adaptability communication cultivating our field human behavior interaction interculturalists leadership mitchell hammer observers Feb 15, 2022

The following article was published in the 1989 June/July Issue of SIETAR International’s Communique. It made me think of Janet Bennett, a pioneer and early settler in the intercultural field. My interest in Mitch Hammer’s perspective was piqued and I hope you enjoy reading it as much as I did. Used with permission from the author. -- Sandra Fowler, Editor, The "I"


By Mitchell Hammer, Ph.D.

Those of us who identify ourselves as “interculturalists” of one sort or another have led a rather nomadic lifestyle. We may well have travelled to the far corners of the world, visiting different cultures for varying lengths of time. We oftentimes claim that our intercultural experiences have had a profound effect in terms of how we live our own lives; we have sampled the intercultural salad and found much to our liking. In a similar fashion, borrowing an image from Schramm (1933), our field of “intercultural “education, training and research" has had a nomadic history as well. Following World War II, researchers from such disciplines as anthropology, psychology, communication, sociology and international relations as well as practitioners from counseling, education and human resource development left the safety of their more established “areas of expertise” and travelled to a part of the human landscape that was then relatively uncharted: the intersection of “culture” and human interaction.” These early nomads, following the lead of such “intercultural observers” as Edward Hall (1959), began to ask questions concerning the relationship of culture (i.e., the values, beliefs, norms, and patterns of thought) to human behavior; particularly to human interaction that takes place between people from different societies and social groups.
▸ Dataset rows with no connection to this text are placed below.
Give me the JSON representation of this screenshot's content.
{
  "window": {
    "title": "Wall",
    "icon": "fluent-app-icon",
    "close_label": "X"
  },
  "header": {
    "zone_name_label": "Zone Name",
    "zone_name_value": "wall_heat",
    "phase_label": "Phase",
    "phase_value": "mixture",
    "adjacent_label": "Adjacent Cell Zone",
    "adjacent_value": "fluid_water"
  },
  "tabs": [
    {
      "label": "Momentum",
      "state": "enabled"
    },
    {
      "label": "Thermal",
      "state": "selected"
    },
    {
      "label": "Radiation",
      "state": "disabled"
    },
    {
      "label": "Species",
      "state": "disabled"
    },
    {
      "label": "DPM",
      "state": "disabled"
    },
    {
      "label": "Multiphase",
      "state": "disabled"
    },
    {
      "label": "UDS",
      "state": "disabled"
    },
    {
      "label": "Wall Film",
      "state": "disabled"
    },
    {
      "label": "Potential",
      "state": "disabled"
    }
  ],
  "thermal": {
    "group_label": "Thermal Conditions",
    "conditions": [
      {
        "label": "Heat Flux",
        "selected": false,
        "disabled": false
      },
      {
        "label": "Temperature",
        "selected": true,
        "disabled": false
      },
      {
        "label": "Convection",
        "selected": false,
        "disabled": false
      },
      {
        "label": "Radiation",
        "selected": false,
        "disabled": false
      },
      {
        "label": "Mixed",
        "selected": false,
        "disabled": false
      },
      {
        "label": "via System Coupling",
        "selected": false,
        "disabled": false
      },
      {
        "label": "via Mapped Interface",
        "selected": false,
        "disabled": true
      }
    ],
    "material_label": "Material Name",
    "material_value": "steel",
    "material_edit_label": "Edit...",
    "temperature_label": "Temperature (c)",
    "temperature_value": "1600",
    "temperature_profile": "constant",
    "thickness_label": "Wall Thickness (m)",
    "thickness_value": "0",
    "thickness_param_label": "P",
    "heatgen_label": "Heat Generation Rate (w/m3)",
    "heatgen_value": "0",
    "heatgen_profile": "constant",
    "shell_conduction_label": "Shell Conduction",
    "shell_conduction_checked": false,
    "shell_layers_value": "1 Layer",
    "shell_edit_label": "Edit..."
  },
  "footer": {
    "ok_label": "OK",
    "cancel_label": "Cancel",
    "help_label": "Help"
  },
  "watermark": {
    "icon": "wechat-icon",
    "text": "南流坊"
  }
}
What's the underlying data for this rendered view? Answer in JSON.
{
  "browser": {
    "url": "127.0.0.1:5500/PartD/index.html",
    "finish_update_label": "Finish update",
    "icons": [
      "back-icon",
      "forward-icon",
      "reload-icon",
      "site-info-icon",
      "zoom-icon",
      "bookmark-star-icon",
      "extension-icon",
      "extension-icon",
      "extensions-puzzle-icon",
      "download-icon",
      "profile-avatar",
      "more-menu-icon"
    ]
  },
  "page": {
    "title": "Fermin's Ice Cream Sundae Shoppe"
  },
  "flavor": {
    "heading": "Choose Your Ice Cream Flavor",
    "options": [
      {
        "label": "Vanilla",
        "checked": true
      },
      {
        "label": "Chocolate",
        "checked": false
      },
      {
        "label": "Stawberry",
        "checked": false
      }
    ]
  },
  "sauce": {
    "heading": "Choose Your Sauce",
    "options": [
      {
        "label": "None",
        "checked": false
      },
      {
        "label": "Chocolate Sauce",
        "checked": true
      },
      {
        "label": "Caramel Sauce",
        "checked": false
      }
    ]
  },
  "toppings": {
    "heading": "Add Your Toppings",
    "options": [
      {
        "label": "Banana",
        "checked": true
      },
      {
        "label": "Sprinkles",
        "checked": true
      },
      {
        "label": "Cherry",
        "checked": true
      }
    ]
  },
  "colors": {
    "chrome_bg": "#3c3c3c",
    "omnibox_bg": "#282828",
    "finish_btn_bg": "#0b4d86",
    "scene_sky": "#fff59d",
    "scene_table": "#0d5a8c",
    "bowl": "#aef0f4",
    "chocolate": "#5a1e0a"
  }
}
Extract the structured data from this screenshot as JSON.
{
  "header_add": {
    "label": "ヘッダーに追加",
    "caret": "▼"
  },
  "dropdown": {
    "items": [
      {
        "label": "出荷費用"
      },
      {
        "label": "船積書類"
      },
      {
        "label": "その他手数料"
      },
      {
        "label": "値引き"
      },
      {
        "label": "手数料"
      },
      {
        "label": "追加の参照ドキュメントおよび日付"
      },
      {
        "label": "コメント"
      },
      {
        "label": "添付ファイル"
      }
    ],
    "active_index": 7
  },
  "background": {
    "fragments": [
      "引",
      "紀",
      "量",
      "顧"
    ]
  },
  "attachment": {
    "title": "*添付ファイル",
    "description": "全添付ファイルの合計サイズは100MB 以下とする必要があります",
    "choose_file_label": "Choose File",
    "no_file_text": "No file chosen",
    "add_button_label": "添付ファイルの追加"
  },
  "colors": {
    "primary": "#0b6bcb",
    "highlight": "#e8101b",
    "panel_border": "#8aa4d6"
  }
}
What was once unfamiliar territory began to develop the rudimentary structure of a “field of inquiry and practice.” We began to attract greater interest, primarily from academic- and practitioner-tourists who stopped by for brief visits and applied their disciplinary tools to our emerging field of study. Yet those individuals who “settled” in our town shared a vision which they cultivated as our field grew. This vision consisted of three fundamental notions. First, our field is interdisciplinary and multicultural in focus, method and content. That is, if we are to understand the territory of culture and human interaction, we need to employ interdisciplinary and multicultural maps.

Second, our field is built on practical need. David Hoopes (1979) identified three such needs: (1) to train people to function more effectively in a foreign environment, (2) to help international students adapt to living in a foreign culture, and (3) to effectively manage “the explosive dimensions of interracial and inter-ethnic relations in the United States as the civil rights movement gained momentum in the early 1960’s” (p. 10). Recently, Alfred Smith (1982) added such practical global needs as integrating intercultural insights into the work of larger international political and economic institutions skills in negotiation, finance, law and transborder information flow analyses. As Smith (1982) suggests, those of us who have settled in their field need to focus attention on “the serious problems of the international scene, problems that are morbid and malign: routine wretchedness and strife, transgression and injustice” (p.262).

Third, our field fundamentally addresses the concerns of people. As Rohrlich (1987) aptly states: “why do we study intercultural communication? Because like a science it helps us understand the world around us, and like the humanities it helps us understand ourselves. It can help us with business, government, education, and language skills, all fields which ultimately depend upon interpersonal contact” (p. 127-128). 

Today, many of us are the “settlers” in our field. How we choose to cultivate the land will determine the kind of crop we will grow. And as our town grows, and we cultivate with increased sophistication, let us always remember the vision that guides our work in this field. Yet the question arises, how can we be sure we are cultivating the field with care? I would suggest that the final basis for determining whether our contributions are useful is to simply remember that increased understanding depends on increased skill in observation.

Let observation with extensive view,
Survey mankind from China to Peru;
Remark each anxious toil, each eager strife,
And watch the busy scenes of life.
                            Johnson, Vanity of Human Wishes


Hall, E. (1959). The silent language. New York: Doubleday.

Hoopes, D.S. (1979). Intercultural communication concepts and the psychology of intercultural experience. In M.D. Pusch (Ed.). Multicultural Education (pp. 9-38). Chicago, IL: Intercultural Press.

Schramm, W. (1982). The unique perspective of communication: A retrospective view. Journal of Communication, 33, (3), 6-17.

Smith, A. (1982). Content decisions in intercultural communication. The Southern Speech Communication Journal, 67, (5), 252-262.

Rohrlich, P. (1987). Why do we study intercultural communication? International Journal of Intercultural Relations, 11, 123-128.